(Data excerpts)
☆ ☆ ☆

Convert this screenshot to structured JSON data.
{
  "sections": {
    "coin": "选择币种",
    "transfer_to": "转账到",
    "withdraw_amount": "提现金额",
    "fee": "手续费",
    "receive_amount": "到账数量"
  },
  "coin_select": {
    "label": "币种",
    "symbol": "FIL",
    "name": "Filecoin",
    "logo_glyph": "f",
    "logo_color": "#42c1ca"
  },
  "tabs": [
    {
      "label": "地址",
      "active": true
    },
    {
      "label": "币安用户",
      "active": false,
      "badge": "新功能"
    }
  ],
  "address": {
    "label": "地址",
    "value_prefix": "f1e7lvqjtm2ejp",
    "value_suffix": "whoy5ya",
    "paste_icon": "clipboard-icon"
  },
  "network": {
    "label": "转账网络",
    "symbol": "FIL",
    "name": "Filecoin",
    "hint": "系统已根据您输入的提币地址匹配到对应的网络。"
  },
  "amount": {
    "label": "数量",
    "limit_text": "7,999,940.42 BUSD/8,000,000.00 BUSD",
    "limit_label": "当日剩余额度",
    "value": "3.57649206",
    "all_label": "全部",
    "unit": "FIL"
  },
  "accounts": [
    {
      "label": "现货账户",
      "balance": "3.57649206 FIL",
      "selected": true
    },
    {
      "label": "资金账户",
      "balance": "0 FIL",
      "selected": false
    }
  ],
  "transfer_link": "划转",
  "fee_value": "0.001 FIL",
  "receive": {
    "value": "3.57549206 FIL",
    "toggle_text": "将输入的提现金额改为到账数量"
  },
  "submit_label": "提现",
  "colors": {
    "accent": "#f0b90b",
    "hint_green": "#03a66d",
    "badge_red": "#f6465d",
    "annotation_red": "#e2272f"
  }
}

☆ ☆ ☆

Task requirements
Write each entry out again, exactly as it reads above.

Task solution
Convert this screenshot to structured JSON data.
{
  "sections": {
    "coin": "选择币种",
    "transfer_to": "转账到",
    "withdraw_amount": "提现金额",
    "fee": "手续费",
    "receive_amount": "到账数量"
  },
  "coin_select": {
    "label": "币种",
    "symbol": "FIL",
    "name": "Filecoin",
    "logo_glyph": "f",
    "logo_color": "#42c1ca"
  },
  "tabs": [
    {
      "label": "地址",
      "active": true
    },
    {
      "label": "币安用户",
      "active": false,
      "badge": "新功能"
    }
  ],
  "address": {
    "label": "地址",
    "value_prefix": "f1e7lvqjtm2ejp",
    "value_suffix": "whoy5ya",
    "paste_icon": "clipboard-icon"
  },
  "network": {
    "label": "转账网络",
    "symbol": "FIL",
    "name": "Filecoin",
    "hint": "系统已根据您输入的提币地址匹配到对应的网络。"
  },
  "amount": {
    "label": "数量",
    "limit_text": "7,999,940.42 BUSD/8,000,000.00 BUSD",
    "limit_label": "当日剩余额度",
    "value": "3.57649206",
    "all_label": "全部",
    "unit": "FIL"
  },
  "accounts": [
    {
      "label": "现货账户",
      "balance": "3.57649206 FIL",
      "selected": true
    },
    {
      "label": "资金账户",
      "balance": "0 FIL",
      "selected": false
    }
  ],
  "transfer_link": "划转",
  "fee_value": "0.001 FIL",
  "receive": {
    "value": "3.57549206 FIL",
    "toggle_text": "将输入的提现金额改为到账数量"
  },
  "submit_label": "提现",
  "colors": {
    "accent": "#f0b90b",
    "hint_green": "#03a66d",
    "badge_red": "#f6465d",
    "annotation_red": "#e2272f"
  }
}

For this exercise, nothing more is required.